> _Work task_: Only lines containing the string "retweets" belong in the answer; copy all of them from the entries.

> _Records supplied_:
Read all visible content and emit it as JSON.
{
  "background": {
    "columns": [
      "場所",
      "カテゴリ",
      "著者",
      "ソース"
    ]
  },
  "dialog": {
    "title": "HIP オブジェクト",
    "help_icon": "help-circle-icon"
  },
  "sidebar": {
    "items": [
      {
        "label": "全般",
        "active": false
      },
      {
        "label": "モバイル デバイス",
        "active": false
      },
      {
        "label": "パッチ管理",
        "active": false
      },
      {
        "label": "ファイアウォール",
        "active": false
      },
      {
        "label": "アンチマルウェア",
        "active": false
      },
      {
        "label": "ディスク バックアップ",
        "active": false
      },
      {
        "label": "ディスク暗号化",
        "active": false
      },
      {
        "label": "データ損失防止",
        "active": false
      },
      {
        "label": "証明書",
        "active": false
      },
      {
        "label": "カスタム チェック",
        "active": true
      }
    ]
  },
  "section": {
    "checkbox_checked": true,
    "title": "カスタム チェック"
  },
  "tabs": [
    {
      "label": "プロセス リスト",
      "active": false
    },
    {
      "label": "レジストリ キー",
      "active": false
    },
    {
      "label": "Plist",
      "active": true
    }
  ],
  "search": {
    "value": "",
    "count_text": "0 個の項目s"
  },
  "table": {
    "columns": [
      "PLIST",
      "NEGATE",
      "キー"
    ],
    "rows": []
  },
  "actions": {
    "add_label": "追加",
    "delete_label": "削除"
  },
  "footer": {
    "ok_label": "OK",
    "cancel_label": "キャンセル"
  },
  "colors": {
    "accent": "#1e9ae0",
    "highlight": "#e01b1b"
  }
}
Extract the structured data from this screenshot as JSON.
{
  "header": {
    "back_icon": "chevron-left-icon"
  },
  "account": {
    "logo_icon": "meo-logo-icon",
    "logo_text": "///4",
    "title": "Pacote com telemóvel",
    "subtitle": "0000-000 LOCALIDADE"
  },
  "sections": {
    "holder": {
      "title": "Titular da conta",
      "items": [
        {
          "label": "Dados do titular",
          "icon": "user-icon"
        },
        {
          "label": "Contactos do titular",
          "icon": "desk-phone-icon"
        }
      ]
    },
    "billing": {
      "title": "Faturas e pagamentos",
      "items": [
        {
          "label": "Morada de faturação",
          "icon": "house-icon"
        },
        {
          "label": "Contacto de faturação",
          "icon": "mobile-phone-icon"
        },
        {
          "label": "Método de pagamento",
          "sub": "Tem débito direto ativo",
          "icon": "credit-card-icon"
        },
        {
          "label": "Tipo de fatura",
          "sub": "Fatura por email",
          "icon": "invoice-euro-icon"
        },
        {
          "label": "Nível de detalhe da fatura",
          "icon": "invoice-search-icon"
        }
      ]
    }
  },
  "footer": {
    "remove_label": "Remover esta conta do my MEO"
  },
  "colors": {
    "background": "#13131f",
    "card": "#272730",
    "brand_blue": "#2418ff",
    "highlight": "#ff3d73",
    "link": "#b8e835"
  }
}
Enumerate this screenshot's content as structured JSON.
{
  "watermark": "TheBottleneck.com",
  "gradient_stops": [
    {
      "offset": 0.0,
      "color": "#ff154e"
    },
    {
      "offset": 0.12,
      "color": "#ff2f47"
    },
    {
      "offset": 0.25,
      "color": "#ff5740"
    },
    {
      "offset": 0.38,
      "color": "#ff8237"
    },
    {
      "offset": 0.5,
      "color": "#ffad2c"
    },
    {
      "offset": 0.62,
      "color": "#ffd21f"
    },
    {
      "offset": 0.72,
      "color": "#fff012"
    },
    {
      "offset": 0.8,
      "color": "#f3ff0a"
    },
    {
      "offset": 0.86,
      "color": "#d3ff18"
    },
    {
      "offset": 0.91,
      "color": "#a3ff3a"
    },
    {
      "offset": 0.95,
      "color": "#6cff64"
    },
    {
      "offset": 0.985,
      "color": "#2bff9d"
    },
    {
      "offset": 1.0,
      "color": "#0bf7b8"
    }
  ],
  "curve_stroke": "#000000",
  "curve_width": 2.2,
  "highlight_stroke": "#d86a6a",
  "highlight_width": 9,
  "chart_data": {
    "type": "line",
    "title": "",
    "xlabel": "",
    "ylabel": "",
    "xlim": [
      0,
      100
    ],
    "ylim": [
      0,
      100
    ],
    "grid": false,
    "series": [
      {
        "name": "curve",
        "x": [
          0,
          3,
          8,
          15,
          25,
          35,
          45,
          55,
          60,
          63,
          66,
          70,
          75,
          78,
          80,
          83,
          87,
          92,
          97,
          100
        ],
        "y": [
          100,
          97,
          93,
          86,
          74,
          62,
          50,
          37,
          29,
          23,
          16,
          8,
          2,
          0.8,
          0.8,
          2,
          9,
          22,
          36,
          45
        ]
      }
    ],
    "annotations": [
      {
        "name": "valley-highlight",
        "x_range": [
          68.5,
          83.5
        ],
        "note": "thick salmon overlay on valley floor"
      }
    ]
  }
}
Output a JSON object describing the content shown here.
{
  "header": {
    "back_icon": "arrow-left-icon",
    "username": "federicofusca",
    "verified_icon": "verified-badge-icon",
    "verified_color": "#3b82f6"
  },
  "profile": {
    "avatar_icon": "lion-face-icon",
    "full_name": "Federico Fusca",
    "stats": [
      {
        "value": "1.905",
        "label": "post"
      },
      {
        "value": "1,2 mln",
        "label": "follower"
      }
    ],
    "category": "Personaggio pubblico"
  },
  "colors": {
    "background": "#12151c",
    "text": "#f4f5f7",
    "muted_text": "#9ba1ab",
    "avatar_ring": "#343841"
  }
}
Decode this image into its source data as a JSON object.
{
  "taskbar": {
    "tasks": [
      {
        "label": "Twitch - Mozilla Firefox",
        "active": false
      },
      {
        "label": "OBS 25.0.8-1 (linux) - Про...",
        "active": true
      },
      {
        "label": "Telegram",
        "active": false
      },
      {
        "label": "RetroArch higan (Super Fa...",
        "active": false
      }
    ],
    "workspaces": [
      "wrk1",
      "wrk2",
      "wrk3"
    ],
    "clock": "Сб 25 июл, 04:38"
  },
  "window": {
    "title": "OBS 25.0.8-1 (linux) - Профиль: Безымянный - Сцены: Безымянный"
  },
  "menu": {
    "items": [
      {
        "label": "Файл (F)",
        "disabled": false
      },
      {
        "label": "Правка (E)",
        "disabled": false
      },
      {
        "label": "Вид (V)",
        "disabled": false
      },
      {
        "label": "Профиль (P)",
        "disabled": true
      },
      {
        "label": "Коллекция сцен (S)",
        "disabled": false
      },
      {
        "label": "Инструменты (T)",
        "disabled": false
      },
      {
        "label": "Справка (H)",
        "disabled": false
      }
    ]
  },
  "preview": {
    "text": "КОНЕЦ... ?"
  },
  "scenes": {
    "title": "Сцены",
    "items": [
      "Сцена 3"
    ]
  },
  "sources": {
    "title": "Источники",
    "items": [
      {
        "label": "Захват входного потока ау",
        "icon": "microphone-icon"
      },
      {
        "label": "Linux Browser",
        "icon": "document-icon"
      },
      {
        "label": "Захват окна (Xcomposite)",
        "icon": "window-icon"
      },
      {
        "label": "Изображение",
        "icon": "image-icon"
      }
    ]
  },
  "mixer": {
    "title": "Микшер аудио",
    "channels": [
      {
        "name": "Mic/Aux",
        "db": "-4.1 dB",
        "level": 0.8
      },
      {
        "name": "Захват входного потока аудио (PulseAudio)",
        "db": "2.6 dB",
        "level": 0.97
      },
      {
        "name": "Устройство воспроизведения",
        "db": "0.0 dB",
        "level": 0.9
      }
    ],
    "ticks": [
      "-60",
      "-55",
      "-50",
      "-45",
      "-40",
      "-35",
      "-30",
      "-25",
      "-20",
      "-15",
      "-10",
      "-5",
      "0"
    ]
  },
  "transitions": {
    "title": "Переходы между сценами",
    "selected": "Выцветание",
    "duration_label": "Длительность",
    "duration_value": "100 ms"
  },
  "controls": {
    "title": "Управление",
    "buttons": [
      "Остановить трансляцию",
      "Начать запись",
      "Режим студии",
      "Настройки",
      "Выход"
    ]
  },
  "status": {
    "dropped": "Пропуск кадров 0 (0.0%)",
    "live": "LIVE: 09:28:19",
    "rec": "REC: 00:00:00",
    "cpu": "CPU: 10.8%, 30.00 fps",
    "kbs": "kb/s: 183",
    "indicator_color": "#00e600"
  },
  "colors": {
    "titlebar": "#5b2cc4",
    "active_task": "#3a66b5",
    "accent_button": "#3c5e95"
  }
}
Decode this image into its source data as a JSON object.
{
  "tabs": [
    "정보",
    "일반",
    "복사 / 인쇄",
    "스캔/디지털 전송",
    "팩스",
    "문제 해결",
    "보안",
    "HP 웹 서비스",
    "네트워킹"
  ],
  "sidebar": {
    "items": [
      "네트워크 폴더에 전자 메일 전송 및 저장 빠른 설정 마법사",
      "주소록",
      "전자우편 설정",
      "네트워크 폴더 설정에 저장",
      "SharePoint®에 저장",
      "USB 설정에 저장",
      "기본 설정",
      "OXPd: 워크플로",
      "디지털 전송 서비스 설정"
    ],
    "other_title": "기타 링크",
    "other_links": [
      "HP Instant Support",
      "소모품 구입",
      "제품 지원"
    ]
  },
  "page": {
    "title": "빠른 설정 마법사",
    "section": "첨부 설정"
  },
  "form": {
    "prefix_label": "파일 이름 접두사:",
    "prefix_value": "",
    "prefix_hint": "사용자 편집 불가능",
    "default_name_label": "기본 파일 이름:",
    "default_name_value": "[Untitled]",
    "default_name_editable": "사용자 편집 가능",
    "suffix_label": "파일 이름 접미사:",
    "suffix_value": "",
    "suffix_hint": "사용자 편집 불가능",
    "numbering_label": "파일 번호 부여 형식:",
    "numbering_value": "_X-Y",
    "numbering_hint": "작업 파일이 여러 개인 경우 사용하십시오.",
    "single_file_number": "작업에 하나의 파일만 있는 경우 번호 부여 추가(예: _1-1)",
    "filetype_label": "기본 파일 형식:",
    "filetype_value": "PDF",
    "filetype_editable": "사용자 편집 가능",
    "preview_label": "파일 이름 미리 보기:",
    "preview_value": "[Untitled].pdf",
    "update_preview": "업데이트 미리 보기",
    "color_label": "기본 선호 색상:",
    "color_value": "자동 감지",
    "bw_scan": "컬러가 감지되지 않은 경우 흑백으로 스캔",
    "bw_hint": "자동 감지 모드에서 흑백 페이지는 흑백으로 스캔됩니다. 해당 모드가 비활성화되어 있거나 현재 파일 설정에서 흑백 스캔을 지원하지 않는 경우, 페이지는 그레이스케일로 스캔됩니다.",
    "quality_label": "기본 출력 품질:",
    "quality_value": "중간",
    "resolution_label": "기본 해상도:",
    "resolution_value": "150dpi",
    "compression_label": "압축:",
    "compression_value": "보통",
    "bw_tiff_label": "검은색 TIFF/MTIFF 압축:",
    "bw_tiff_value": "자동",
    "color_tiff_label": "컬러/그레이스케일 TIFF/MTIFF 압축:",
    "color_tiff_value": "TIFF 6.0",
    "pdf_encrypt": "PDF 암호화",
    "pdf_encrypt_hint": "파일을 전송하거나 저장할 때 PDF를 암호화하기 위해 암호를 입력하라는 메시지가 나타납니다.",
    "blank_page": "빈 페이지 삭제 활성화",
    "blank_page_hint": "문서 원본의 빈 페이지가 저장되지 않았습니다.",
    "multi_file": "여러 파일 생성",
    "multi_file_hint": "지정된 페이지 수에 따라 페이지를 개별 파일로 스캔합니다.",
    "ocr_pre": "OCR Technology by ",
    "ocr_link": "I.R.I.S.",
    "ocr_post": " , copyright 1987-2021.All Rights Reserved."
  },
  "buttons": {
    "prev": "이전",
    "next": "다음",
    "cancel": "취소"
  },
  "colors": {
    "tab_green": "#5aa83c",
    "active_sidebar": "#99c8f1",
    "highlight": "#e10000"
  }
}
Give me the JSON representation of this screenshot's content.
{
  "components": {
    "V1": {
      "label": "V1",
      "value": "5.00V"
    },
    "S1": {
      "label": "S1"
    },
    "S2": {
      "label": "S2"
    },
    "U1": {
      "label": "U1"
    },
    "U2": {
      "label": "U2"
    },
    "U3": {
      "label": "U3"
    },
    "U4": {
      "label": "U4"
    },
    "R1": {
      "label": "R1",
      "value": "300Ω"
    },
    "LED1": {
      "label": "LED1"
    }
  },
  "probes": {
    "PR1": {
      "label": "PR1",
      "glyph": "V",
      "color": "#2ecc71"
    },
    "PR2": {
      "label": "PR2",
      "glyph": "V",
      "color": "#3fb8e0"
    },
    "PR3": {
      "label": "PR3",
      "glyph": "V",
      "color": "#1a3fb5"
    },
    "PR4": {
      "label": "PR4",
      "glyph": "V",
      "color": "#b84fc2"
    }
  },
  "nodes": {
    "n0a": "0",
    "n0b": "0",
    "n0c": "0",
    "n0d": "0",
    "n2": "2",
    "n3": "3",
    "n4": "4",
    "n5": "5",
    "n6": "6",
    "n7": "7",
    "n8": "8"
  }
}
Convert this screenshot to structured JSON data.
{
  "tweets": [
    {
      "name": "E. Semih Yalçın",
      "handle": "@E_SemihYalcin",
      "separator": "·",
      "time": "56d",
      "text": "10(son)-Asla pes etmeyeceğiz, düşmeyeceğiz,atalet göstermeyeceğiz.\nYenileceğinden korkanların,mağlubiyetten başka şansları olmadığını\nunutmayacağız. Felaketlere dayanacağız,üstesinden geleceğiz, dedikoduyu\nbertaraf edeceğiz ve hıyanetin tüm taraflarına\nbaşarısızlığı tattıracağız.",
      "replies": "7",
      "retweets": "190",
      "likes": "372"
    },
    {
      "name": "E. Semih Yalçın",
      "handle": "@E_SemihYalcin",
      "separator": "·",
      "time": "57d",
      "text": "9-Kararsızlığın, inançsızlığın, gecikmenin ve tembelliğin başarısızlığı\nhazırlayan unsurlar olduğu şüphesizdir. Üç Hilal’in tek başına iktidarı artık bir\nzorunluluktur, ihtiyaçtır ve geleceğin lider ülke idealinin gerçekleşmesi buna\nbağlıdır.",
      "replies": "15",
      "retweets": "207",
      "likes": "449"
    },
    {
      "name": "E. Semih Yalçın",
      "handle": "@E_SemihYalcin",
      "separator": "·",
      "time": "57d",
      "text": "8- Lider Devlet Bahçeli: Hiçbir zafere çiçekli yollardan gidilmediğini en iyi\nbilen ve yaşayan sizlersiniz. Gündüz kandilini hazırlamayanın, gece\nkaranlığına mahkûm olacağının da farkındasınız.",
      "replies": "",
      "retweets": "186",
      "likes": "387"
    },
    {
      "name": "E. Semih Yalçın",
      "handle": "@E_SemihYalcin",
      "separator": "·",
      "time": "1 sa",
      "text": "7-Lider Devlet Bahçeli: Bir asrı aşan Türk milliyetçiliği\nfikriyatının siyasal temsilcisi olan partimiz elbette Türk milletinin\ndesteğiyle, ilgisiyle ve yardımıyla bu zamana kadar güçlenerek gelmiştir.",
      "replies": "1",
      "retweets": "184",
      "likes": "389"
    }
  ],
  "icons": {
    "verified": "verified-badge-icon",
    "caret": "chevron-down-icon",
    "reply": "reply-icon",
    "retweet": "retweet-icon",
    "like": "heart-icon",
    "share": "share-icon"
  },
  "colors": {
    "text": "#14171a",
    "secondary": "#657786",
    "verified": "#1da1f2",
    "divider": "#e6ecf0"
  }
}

> _Response area_:
      "retweets": "190",
      "retweets": "207",
      "retweets": "186",
      "retweets": "184",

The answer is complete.